Data shown:
+-------+
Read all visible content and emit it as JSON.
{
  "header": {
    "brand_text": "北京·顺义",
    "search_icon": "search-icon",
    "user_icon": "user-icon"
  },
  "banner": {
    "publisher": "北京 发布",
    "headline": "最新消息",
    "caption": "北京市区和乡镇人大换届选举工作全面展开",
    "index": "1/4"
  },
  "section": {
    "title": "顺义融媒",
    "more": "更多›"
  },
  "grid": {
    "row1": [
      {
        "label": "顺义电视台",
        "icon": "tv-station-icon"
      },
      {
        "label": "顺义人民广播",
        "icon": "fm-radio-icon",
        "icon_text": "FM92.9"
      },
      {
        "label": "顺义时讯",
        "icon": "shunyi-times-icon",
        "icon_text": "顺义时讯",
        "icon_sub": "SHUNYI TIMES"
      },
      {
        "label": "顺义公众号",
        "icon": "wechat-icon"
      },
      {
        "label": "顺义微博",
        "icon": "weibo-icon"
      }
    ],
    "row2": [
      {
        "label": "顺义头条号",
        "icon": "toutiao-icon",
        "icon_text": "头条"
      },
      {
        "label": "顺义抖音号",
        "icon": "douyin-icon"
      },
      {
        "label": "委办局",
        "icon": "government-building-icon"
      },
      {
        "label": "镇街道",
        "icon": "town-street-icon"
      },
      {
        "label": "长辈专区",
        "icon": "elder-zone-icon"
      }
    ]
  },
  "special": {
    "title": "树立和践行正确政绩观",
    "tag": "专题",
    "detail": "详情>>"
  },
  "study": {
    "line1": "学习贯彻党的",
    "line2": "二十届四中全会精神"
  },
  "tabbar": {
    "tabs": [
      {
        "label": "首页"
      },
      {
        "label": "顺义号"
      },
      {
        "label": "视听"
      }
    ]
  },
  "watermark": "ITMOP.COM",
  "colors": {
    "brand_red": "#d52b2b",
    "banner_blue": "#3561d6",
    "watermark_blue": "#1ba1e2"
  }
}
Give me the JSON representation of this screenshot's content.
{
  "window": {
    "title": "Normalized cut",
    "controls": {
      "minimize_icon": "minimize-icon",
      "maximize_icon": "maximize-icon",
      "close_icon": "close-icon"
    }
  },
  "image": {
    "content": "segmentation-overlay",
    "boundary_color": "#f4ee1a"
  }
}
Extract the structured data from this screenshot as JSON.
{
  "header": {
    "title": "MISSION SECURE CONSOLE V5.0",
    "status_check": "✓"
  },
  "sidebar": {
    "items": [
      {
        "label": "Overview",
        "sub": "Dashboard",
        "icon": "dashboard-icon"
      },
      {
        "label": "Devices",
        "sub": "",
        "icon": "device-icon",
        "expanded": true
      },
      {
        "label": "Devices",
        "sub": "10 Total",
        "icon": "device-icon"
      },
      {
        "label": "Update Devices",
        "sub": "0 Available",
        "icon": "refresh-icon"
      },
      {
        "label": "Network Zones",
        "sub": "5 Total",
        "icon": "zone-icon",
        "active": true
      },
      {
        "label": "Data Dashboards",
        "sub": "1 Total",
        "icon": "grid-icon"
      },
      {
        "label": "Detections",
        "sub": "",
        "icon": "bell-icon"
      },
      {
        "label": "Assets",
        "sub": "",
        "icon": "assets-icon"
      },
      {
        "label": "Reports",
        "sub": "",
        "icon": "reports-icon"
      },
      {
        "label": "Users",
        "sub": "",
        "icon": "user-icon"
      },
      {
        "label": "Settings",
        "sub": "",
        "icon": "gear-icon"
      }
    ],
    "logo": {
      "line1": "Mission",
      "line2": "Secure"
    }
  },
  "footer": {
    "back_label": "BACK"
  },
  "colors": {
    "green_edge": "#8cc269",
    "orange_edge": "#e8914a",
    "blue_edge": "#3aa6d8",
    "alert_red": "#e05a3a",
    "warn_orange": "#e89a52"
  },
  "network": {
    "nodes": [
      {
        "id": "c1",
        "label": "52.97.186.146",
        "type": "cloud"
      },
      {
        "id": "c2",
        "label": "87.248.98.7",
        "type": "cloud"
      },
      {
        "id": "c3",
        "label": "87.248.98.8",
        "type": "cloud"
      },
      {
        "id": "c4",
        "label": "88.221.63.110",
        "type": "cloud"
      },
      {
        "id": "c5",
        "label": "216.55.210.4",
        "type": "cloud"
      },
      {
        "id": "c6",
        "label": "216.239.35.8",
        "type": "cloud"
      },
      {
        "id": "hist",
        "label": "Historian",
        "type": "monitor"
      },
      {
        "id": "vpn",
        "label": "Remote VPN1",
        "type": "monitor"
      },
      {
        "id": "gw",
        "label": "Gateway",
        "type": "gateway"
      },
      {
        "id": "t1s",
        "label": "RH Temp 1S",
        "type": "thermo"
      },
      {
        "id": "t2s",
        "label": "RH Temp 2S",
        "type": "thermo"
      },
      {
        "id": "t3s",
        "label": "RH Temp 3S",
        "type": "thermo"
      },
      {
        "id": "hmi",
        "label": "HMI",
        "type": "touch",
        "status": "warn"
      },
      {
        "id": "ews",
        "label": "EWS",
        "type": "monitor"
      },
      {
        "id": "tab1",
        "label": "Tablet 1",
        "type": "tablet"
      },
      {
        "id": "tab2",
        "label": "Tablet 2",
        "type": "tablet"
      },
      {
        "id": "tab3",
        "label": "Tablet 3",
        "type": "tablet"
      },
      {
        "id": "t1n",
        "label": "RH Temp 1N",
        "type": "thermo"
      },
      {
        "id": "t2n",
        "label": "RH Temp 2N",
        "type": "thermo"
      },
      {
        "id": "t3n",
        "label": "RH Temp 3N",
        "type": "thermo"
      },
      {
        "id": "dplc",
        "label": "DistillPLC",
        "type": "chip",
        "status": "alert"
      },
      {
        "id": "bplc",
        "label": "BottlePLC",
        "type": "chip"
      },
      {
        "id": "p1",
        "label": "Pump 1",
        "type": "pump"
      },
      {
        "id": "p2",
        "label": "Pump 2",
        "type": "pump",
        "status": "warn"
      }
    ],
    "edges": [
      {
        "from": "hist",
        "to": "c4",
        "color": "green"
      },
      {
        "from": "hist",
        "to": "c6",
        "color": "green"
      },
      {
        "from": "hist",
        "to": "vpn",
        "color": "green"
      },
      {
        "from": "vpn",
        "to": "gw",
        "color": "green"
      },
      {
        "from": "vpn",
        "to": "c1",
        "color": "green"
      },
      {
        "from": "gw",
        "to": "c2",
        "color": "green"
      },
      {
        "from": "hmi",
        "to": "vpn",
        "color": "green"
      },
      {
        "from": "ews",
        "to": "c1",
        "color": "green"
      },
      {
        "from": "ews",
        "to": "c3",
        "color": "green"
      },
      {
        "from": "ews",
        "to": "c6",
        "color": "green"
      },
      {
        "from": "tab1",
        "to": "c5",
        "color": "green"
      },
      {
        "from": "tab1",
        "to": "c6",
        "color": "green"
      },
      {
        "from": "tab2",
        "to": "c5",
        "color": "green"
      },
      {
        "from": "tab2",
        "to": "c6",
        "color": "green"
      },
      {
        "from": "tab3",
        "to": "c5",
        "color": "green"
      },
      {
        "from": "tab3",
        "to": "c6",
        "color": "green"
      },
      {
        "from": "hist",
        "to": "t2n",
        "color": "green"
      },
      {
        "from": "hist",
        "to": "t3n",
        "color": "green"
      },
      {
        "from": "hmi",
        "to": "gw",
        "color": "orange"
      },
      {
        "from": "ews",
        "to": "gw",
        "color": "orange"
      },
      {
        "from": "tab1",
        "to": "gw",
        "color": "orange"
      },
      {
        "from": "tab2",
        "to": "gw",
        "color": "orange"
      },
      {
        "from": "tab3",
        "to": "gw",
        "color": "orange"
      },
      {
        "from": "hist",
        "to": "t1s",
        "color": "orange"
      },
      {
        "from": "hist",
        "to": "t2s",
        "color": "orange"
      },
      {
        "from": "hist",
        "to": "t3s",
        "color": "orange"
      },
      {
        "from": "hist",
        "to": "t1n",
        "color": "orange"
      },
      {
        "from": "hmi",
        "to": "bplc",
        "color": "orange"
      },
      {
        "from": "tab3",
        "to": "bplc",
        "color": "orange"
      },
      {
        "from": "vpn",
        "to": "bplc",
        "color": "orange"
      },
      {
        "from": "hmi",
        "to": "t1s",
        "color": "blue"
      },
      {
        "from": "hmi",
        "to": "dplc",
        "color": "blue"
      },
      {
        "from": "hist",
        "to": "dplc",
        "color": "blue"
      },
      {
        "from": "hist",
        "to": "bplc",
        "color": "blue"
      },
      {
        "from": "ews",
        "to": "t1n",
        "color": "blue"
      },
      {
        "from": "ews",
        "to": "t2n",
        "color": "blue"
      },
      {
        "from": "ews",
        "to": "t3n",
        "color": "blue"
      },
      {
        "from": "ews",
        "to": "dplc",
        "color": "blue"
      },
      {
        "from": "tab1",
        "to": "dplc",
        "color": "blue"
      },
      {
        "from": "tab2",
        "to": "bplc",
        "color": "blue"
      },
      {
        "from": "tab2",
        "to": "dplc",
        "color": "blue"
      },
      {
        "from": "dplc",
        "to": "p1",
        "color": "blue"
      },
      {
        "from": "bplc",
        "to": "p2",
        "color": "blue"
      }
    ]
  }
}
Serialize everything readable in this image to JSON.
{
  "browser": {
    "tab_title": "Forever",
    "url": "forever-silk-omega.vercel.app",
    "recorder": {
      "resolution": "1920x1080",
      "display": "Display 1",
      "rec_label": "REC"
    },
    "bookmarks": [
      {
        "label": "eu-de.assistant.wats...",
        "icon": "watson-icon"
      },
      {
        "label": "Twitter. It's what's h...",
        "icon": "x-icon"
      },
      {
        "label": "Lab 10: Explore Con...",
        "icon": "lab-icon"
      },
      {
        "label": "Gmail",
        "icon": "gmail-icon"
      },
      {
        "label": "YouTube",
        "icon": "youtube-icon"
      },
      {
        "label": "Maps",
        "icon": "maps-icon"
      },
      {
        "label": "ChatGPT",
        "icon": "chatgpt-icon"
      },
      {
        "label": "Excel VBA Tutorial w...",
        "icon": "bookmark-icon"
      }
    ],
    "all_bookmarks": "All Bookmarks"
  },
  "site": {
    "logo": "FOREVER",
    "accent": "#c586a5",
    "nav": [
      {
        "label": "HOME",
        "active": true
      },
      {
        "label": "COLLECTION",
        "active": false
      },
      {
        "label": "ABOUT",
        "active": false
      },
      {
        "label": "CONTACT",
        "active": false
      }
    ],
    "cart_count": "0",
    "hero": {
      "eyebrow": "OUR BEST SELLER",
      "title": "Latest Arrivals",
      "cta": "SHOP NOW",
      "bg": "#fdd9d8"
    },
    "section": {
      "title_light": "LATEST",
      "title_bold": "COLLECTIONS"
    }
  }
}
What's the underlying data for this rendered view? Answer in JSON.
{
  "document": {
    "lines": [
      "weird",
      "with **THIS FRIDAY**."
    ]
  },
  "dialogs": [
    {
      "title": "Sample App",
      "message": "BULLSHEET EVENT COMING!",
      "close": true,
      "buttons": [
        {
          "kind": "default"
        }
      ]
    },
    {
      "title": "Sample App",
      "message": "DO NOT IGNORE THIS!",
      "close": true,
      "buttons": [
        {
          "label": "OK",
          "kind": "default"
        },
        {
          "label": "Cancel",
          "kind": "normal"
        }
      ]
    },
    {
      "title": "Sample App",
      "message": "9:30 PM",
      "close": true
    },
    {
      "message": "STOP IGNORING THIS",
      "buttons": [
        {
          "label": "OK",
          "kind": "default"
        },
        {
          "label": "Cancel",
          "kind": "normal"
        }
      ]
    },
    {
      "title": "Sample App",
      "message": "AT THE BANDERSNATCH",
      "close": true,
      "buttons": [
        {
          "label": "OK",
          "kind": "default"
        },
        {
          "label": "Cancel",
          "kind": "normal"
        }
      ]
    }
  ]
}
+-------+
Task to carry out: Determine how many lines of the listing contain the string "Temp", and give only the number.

Response: 6